American taxes, which Templeton had the prudence and courage to escape while it was still possible, are a major reason why the US is having its lunch eaten by rising powers like the Chinese. Chinese taxes are low and, even then, few Chinese feel any moral compunction to pay them. A Chinese of equal intelligence and vigor to an American should therefore be able to compound his wealth, in that high-growth economy, far faster than an American.

To make the point, let’s give them both $10,000 and 50 years to compound it at a net of 7.5% for the American, and 15% for the Chinese. The difference, $371,897 versus $10,836,574 is shocking. Now consider the Chinese will devolve 100% of the money to his children. The American may—depending on the size of his estate, place of residence, and the allowable exemption—have to pay 50% on whatever he has.

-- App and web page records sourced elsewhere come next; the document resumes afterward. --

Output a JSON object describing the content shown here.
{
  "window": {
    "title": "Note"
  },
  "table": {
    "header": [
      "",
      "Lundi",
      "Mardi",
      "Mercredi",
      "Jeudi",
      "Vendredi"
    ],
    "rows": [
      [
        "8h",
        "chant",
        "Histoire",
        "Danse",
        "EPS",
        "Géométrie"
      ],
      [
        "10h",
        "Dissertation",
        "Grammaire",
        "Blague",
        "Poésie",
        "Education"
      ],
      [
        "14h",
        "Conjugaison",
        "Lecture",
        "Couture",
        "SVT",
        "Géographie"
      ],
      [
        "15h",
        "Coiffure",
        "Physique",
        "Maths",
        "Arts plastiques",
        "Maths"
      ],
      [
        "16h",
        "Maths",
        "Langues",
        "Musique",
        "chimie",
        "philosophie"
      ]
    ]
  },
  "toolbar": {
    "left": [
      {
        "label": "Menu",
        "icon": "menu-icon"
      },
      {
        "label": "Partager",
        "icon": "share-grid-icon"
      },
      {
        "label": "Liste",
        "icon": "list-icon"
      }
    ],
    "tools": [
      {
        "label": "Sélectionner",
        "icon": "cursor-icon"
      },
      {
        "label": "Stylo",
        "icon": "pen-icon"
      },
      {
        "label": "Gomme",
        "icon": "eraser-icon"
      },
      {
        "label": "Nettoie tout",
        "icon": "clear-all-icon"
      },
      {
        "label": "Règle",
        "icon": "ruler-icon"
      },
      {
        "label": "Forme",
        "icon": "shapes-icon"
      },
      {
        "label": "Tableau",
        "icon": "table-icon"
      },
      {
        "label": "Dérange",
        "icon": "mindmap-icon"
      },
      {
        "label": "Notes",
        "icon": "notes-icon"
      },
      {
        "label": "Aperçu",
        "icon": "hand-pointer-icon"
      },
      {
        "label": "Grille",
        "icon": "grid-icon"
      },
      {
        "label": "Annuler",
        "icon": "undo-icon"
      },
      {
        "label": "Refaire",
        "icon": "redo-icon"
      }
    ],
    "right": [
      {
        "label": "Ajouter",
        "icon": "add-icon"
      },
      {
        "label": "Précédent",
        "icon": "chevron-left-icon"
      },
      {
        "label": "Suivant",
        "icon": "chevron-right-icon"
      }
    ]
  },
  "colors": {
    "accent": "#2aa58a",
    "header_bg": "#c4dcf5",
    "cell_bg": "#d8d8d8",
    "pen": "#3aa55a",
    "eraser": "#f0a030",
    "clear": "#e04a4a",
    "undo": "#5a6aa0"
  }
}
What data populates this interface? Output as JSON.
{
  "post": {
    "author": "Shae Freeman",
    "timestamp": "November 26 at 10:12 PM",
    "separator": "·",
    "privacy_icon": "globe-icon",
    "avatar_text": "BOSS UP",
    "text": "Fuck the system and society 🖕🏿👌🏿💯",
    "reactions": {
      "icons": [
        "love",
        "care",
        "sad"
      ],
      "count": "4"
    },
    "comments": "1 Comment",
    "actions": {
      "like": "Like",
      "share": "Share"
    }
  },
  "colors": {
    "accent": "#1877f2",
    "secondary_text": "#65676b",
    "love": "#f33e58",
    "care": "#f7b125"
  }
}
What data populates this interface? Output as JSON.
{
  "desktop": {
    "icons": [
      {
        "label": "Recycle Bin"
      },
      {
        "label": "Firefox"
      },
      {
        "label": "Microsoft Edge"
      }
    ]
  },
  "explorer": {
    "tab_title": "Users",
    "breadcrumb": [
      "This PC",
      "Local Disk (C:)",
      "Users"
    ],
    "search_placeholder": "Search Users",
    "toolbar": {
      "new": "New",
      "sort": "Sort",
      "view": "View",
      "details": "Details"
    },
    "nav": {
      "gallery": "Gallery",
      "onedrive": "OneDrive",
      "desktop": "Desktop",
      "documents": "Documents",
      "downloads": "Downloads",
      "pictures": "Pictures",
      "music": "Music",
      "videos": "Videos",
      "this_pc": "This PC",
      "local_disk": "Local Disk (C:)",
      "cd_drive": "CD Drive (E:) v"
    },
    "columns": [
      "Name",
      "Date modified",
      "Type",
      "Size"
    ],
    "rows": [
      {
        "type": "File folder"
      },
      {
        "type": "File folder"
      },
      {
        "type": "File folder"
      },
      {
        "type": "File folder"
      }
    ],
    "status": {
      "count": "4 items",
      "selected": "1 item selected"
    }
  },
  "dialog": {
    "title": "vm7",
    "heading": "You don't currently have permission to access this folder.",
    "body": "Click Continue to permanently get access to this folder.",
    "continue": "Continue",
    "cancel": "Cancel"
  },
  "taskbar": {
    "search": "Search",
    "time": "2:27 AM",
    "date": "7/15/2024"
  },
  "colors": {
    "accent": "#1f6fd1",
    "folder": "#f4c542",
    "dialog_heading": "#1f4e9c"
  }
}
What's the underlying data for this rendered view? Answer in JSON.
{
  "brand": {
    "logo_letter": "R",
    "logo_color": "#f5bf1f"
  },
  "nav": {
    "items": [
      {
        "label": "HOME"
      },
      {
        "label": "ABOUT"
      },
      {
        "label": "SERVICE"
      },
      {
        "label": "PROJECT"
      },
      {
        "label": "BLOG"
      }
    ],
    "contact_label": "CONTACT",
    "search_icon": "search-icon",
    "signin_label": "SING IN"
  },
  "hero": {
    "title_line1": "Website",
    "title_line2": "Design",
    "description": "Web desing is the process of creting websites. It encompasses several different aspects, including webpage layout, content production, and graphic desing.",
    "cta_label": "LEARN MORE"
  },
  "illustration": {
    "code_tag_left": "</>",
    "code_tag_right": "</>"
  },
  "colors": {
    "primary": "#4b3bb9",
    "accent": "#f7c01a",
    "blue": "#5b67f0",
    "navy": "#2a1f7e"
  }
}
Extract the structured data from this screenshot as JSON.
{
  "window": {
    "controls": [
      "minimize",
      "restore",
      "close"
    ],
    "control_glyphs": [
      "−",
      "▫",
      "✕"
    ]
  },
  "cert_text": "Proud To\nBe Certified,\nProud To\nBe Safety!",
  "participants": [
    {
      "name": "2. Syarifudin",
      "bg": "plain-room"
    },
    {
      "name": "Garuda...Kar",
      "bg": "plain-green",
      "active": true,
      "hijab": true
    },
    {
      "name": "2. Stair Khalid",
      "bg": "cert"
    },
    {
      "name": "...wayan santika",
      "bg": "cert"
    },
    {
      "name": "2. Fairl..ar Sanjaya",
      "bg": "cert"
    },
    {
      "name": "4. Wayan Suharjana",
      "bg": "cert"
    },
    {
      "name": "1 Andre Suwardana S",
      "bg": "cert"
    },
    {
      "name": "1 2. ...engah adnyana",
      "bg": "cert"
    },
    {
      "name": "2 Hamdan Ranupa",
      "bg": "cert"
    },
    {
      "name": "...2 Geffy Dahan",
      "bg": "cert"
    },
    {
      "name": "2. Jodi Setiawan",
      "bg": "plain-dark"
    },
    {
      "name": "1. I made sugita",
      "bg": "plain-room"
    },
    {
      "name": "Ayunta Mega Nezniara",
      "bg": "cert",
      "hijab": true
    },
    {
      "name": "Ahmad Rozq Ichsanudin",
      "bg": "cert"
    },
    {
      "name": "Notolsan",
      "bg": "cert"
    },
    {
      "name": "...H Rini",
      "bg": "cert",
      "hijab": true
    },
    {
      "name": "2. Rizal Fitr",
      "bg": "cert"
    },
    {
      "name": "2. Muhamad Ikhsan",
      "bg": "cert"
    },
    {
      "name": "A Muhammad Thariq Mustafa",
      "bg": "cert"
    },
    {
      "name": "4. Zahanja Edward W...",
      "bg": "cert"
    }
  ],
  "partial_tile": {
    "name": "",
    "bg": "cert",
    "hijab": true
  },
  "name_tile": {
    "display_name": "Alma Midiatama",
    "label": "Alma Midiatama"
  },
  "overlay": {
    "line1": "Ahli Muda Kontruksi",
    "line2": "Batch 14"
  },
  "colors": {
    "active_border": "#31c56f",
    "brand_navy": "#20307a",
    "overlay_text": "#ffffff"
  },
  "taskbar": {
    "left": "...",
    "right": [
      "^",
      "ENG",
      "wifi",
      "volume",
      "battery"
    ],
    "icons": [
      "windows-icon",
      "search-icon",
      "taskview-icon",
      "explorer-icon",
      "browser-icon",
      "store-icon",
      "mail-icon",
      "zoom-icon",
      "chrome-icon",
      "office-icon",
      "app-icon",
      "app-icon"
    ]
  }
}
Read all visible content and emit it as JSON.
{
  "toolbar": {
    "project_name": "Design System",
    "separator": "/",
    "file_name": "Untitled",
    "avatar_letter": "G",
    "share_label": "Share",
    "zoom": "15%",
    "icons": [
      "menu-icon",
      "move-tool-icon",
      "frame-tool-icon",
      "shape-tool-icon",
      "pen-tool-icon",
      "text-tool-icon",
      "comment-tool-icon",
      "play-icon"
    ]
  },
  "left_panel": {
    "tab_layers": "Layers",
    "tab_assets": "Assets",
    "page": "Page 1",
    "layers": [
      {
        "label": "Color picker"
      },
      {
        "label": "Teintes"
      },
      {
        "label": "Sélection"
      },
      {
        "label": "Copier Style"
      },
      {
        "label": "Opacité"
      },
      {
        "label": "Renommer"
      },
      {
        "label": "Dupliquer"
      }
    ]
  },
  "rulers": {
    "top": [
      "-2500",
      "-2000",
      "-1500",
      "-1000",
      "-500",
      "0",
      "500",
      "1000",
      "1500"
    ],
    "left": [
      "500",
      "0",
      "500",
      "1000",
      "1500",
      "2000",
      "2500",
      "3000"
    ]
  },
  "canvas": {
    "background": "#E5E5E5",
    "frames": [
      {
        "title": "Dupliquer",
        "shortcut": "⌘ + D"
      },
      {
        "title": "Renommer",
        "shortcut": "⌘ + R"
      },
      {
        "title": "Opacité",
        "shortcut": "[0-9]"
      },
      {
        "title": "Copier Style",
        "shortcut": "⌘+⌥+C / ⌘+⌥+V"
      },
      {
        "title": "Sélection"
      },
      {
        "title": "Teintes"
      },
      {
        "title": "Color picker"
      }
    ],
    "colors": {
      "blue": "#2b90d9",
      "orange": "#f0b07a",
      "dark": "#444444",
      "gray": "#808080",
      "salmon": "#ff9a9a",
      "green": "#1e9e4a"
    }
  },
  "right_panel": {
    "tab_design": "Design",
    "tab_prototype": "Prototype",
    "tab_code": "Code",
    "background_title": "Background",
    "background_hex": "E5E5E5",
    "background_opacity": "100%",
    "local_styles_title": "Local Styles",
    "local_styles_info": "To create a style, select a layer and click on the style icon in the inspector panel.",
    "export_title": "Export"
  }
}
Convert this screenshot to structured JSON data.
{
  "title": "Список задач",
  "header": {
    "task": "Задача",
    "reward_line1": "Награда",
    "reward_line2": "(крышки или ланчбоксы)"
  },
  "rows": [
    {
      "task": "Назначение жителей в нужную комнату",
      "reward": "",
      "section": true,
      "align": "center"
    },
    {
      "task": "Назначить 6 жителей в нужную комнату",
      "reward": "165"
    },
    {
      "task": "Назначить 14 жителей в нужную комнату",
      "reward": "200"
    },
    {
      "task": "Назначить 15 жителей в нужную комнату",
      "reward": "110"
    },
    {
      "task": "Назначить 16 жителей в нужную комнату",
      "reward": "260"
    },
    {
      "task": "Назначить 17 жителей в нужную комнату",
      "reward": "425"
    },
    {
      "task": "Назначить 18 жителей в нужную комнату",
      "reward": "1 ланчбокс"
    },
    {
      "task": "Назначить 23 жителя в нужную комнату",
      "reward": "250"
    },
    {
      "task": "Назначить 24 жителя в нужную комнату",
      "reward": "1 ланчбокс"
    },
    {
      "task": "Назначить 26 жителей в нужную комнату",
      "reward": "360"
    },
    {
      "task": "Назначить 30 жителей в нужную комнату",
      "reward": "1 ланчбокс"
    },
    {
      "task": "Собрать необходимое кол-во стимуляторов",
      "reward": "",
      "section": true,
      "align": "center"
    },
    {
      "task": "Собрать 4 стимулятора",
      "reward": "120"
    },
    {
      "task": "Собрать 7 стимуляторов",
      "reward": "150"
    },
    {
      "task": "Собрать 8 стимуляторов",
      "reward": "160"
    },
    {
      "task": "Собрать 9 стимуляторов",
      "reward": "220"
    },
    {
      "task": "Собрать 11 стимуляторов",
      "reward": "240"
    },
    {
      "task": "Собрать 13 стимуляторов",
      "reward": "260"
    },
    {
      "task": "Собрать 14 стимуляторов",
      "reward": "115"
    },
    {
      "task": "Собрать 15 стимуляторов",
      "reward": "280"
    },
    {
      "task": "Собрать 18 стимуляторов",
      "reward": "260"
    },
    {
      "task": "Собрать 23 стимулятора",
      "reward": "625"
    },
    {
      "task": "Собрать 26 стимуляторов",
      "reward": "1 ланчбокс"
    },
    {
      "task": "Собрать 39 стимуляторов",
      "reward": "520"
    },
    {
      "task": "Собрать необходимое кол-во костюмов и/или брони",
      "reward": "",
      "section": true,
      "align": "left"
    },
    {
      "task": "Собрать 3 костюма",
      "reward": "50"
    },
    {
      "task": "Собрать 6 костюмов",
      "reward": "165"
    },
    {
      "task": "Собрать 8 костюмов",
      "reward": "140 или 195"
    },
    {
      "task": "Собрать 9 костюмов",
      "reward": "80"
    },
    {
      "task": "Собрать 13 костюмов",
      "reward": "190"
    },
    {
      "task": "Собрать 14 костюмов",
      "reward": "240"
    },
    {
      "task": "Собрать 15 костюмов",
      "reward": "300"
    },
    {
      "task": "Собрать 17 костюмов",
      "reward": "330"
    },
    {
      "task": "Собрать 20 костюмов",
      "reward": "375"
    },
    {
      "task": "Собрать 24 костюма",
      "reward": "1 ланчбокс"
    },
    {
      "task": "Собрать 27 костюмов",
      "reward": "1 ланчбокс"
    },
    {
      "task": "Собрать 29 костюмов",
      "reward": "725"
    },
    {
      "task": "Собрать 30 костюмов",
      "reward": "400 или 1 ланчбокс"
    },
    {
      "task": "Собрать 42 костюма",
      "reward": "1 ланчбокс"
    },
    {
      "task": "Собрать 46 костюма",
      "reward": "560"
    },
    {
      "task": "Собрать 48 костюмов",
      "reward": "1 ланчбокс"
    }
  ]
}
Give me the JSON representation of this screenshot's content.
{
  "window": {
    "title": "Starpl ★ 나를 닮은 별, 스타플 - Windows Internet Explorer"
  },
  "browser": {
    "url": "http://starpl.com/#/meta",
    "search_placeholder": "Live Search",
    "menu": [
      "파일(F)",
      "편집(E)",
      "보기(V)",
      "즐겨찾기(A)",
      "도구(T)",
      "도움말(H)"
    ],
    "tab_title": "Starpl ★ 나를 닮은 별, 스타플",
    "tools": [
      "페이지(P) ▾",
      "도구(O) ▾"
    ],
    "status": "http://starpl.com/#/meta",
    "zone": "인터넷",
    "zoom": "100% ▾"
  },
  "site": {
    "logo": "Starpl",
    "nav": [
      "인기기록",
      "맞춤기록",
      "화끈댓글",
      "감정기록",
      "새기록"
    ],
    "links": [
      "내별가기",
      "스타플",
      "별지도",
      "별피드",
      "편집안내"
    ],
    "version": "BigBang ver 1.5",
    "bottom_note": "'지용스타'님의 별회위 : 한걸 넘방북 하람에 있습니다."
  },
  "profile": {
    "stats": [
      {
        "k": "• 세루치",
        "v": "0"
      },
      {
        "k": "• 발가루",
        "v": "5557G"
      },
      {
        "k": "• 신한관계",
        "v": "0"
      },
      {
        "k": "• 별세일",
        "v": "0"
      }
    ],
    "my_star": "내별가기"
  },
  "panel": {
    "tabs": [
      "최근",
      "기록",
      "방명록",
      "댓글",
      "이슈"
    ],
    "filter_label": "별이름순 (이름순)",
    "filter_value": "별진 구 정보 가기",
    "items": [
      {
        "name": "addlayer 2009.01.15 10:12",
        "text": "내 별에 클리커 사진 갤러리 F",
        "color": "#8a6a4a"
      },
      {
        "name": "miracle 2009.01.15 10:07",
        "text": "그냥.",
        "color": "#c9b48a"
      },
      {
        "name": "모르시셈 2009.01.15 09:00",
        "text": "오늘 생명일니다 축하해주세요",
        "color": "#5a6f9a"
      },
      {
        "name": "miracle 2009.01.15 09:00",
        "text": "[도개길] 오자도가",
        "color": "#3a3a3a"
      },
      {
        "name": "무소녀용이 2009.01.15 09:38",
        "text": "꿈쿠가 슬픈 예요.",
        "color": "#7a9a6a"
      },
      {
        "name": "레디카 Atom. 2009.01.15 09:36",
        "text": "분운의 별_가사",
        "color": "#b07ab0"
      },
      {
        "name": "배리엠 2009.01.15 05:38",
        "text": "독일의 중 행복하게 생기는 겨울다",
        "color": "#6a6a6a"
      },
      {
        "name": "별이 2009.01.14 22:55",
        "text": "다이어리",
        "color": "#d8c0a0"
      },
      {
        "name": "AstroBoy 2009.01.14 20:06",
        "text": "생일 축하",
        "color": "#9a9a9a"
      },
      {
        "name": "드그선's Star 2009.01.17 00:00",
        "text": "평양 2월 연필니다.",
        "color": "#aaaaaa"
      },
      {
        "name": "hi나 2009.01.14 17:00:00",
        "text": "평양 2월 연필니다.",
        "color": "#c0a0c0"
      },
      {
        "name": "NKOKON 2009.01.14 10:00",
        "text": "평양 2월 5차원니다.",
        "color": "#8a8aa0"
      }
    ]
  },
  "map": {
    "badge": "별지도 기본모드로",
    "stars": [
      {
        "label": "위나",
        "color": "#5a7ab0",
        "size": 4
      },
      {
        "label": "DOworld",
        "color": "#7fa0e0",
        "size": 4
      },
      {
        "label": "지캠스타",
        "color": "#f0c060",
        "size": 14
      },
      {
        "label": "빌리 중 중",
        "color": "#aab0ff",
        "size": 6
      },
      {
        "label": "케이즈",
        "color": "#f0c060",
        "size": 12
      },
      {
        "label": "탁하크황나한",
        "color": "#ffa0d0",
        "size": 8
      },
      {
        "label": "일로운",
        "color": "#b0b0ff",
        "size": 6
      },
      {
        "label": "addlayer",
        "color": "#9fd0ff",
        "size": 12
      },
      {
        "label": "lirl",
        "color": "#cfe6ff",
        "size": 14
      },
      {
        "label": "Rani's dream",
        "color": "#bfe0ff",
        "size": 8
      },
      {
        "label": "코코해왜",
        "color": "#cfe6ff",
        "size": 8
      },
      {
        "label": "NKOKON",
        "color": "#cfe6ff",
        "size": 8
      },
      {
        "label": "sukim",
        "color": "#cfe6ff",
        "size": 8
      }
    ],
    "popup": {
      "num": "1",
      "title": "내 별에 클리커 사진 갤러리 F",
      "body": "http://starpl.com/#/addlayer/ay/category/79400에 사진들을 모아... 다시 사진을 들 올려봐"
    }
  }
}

Which is to say that the children of the Chinese entrepreneur will start out with a huge capital advantage over their US counterparts. If you think the US has competitive problems now, just wait until the next generation of compounding becomes evident. Aggravated by ever greater demands of a bankrupt US government.

Unfortunately, today’s American John Templetons can’t easily follow the master’s example. If you renounce your citizenship, you may have to first pay a huge exit tax equivalent to about half of your net worth for the privilege.

And things are getting worse, not better.

John Templeton, R.I.P. He was a wise, and patriotic, man to have denied all that he did to the State.

Editor’s Note: Doug Casey is sharing Templeton’s wealth-building secrets in an urgent online video. Click here to access it now.

Tags: renounce citizenship, crisis investing, bahamas,